Among the things the BTA hoped to accomplish in the committee was to have the CRC staff consider a 20-foot wide bike lane on both sides of the bridge (the DEIS offers nothing even close to that), to have them take a closer look at an 8-lane span (a 12-lane bridge is still strongly favored), and have them offer assurances that increased traffic would not spill into North Portland streets and that the $4.2 billion price tag would not divert funds from other projects (no such assurances have been made).
In recent months, as criticisms and hard questions have been leveled at the project from environmental advocacy groups like the Coalition for a Livable Future and SmaterBridge.org, the BTA has found themselves in a tricky position: do they continue to be part of the process, being neutral (if not supportive) of the project?; or do they become a vocal critic and risk losing a seat at the table?
Bricker admits that there was a wide range of feelings about the project within the BTA, but he decided to take a gamble and continue to try and work from within to get what they wanted.
Before the DEIS came out, a conflicted Bricker told me, “I’m not sure if we’ve played this right, but we’ve tried to lay an infrastructure [of relationships with CRC staff]…and now we’ll have power once the DEIS comes out.”

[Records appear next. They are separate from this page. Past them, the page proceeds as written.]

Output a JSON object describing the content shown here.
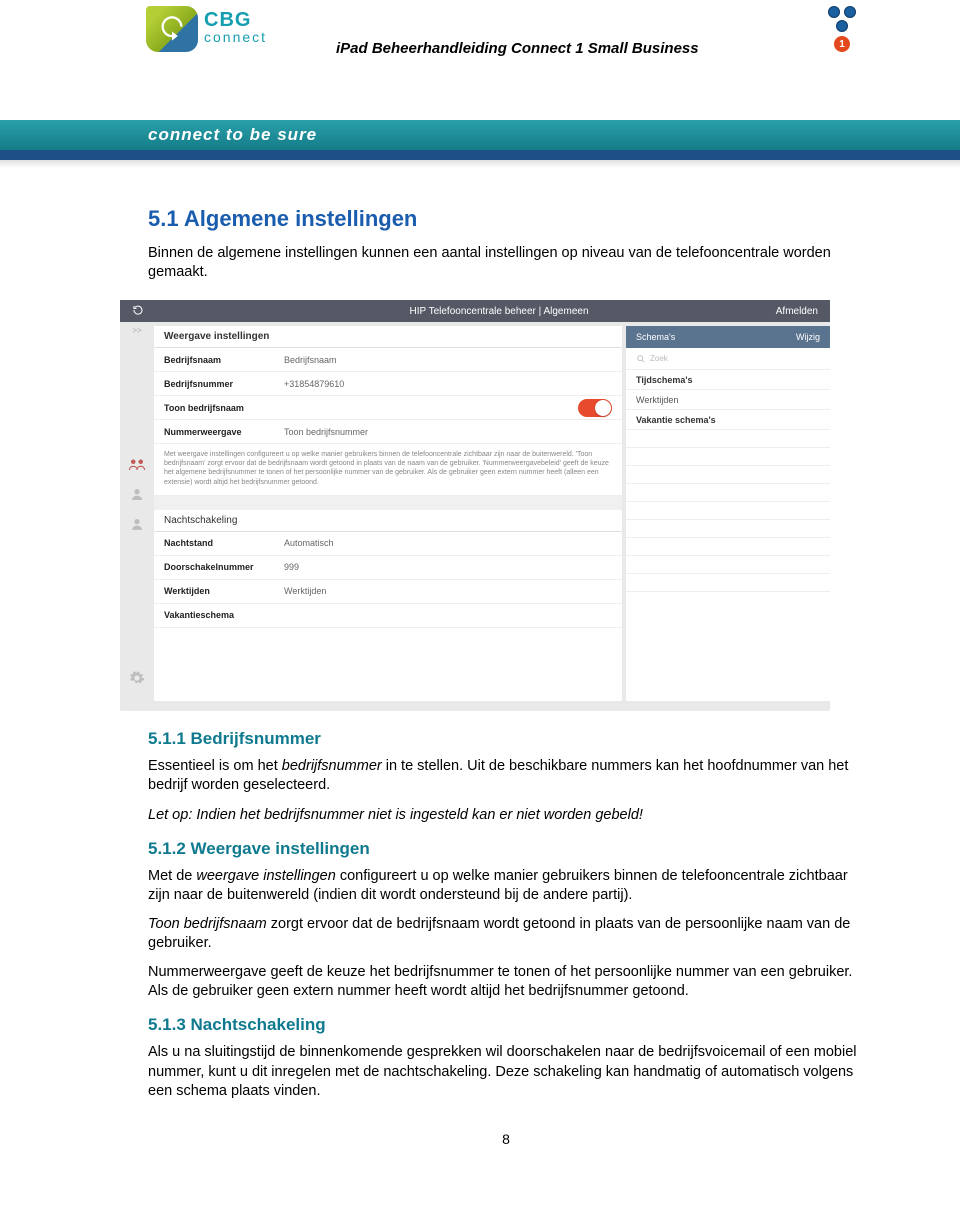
{
  "header": {
    "logo_top": "CBG",
    "logo_bottom": "connect",
    "doc_title": "iPad Beheerhandleiding Connect 1 Small Business",
    "badge": "1",
    "tagline": "connect to be sure"
  },
  "section": {
    "h_5_1": "5.1 Algemene instellingen",
    "p_5_1": "Binnen de algemene instellingen kunnen een aantal instellingen op niveau van de telefooncentrale worden gemaakt.",
    "h_5_1_1": "5.1.1 Bedrijfsnummer",
    "p_5_1_1a": "Essentieel is om het ",
    "p_5_1_1a_i": "bedrijfsnummer",
    "p_5_1_1a_tail": " in te stellen. Uit de beschikbare nummers kan het hoofdnummer van het bedrijf worden geselecteerd.",
    "p_5_1_1b": "Let op: Indien het bedrijfsnummer niet is ingesteld kan er niet worden gebeld!",
    "h_5_1_2": "5.1.2 Weergave instellingen",
    "p_5_1_2a_pre": "Met de ",
    "p_5_1_2a_i": "weergave instellingen",
    "p_5_1_2a_tail": " configureert u op welke manier gebruikers binnen de telefooncentrale zichtbaar zijn naar de buitenwereld (indien dit wordt ondersteund bij de andere partij).",
    "p_5_1_2b_i": "Toon bedrijfsnaam",
    "p_5_1_2b_tail": " zorgt ervoor dat de bedrijfsnaam wordt getoond in plaats van de persoonlijke naam van de gebruiker.",
    "p_5_1_2c": "Nummerweergave geeft de keuze het bedrijfsnummer te tonen of het persoonlijke nummer van een gebruiker. Als de gebruiker geen extern nummer heeft wordt altijd het bedrijfsnummer getoond.",
    "h_5_1_3": "5.1.3 Nachtschakeling",
    "p_5_1_3": "Als u na sluitingstijd de binnenkomende gesprekken wil doorschakelen naar de bedrijfsvoicemail of een mobiel nummer, kunt u dit inregelen met de nachtschakeling. Deze schakeling kan handmatig of automatisch volgens een schema plaats vinden."
  },
  "shot": {
    "topbar_title": "HIP Telefooncentrale beheer | Algemeen",
    "topbar_action": "Afmelden",
    "expand": ">>",
    "left": {
      "head": "Weergave instellingen",
      "rows": [
        {
          "k": "Bedrijfsnaam",
          "v": "Bedrijfsnaam"
        },
        {
          "k": "Bedrijfsnummer",
          "v": "+31854879610"
        },
        {
          "k": "Toon bedrijfsnaam",
          "v": "",
          "toggle": true
        },
        {
          "k": "Nummerweergave",
          "v": "Toon bedrijfsnummer"
        }
      ],
      "desc": "Met weergave instellingen configureert u op welke manier gebruikers binnen de telefooncentrale zichtbaar zijn naar de buitenwereld. 'Toon bedrijfsnaam' zorgt ervoor dat de bedrijfsnaam wordt getoond in plaats van de naam van de gebruiker. 'Nummerweergavebeleid' geeft de keuze het algemene bedrijfsnummer te tonen of het persoonlijke nummer van de gebruiker. Als de gebruiker geen extern nummer heeft (alleen een extensie) wordt altijd het bedrijfsnummer getoond.",
      "sec2": "Nachtschakeling",
      "rows2": [
        {
          "k": "Nachtstand",
          "v": "Automatisch"
        },
        {
          "k": "Doorschakelnummer",
          "v": "999"
        },
        {
          "k": "Werktijden",
          "v": "Werktijden"
        },
        {
          "k": "Vakantieschema",
          "v": ""
        }
      ]
    },
    "right": {
      "head_l": "Schema's",
      "head_r": "Wijzig",
      "search": "Zoek",
      "rows": [
        "Tijdschema's",
        "Werktijden",
        "Vakantie schema's"
      ]
    }
  },
  "page_num": "8"
}
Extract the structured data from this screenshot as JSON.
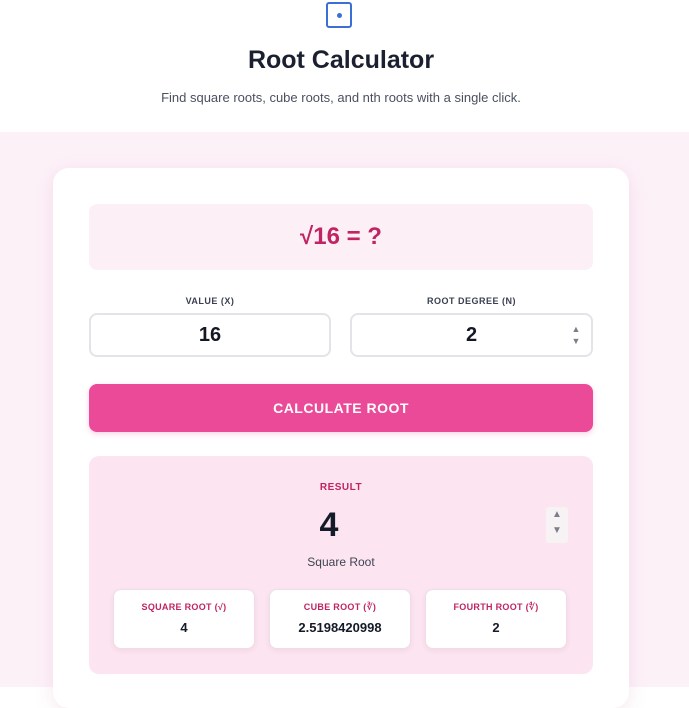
{
  "header": {
    "title": "Root Calculator",
    "subtitle": "Find square roots, cube roots, and nth roots with a single click."
  },
  "equation": "√16 = ?",
  "inputs": {
    "value_label": "VALUE (X)",
    "value": "16",
    "degree_label": "ROOT DEGREE (N)",
    "degree": "2"
  },
  "button": {
    "label": "CALCULATE ROOT"
  },
  "result": {
    "label": "RESULT",
    "value": "4",
    "type": "Square Root",
    "roots": [
      {
        "label": "SQUARE ROOT (√)",
        "value": "4"
      },
      {
        "label": "CUBE ROOT (∛)",
        "value": "2.5198420998"
      },
      {
        "label": "FOURTH ROOT (∜)",
        "value": "2"
      }
    ]
  },
  "colors": {
    "accent": "#eb4a98",
    "accent_text": "#c02463",
    "logo": "#3b6fd6",
    "page_background": "#fdf1f8"
  },
  "icons": {
    "logo": "die-icon",
    "spinner": "spin-arrows-icon"
  }
}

Bricker’s thinking was that by remaining neutral and supportive of the process, the BTA would have every right to raise questions about the project once the DEIS came out.
Now that the DEIS is out, it’s clear that the CRC project staff have not addressed the BTA’s recommendations. Bricker says as a result, he plans to increase the BTA’s advocacy around the issue.
According Bricker, he and his staff are working on a new advocacy strategy. “We will continue working for our recommendations, but we’re taking more of an advocacy approach to make sure people get engaged.” In addition to getting more vocal about the DEIS and encouraging the community to submit comments, Bricker said he plans to sign onto a petition filed by the Coalition for a Livable Future that requests a 60-day extension of the public comment period.
“Having 60 days to review a 9,000 page document…that’s really challenging. We want to make sure no one rushes to a decision on this.”
Even with increased advocacy around the project from the BTA in the months to come, questions remain.
Has the BTA’s tacit support of the project and reluctance to rock the boat made it easier for the CRC to seriously consider “world-class” bicycle facilities on the bridge? Would more pointed opposition from the BTA help add strength to other groups hoping to force a wholesale re-analysis of the project?
And now, with the release of the DEIS being far from what the BTA wanted, is it too late in the process to make major changes?
Hopefully we’ll get some answers to these questions as the debate sharpens in the coming weeks and months.
— BTA founder (and now Metro Councilor) Rex Burkholder has been very supportive of the CRC project. For more on that, read this article published today by Nigel Jaquiss of the Willamette Week.